Data for this task —
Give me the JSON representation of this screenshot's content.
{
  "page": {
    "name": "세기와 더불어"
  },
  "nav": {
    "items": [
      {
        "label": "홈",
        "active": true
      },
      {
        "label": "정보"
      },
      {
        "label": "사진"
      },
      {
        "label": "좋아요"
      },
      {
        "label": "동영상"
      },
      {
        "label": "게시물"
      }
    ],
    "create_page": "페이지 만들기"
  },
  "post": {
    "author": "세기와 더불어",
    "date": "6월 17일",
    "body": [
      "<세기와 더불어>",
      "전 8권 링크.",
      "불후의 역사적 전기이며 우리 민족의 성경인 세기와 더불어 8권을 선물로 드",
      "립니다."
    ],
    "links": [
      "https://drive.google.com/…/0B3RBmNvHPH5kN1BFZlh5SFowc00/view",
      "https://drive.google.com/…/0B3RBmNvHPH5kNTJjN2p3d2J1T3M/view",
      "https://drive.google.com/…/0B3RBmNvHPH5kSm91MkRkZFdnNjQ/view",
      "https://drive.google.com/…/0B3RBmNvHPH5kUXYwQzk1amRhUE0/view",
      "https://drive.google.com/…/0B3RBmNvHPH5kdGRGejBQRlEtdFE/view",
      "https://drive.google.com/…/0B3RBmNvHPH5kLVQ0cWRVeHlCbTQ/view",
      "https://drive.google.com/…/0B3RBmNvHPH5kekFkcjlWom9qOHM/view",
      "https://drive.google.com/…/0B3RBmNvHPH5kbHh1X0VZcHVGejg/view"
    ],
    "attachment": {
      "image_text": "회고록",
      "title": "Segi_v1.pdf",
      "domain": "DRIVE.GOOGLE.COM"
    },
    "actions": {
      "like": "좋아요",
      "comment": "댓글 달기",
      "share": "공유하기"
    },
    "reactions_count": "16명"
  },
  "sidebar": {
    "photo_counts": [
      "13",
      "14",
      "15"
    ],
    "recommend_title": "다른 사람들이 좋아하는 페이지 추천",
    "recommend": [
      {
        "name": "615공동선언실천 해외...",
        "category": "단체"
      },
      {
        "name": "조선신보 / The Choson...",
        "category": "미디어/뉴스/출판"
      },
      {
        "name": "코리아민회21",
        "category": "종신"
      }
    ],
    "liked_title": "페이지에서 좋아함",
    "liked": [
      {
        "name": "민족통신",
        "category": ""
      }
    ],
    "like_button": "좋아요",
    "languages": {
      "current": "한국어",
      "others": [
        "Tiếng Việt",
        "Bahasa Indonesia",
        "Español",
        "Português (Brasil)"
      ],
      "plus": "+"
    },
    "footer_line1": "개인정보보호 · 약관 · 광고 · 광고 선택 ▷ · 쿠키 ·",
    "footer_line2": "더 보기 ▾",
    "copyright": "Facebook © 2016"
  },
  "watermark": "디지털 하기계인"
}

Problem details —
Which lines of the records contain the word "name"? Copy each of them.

Problem solution —
    "name": "세기와 더불어"
        "name": "615공동선언실천 해외...",
        "name": "조선신보 / The Choson...",
        "name": "코리아민회21",
        "name": "민족통신",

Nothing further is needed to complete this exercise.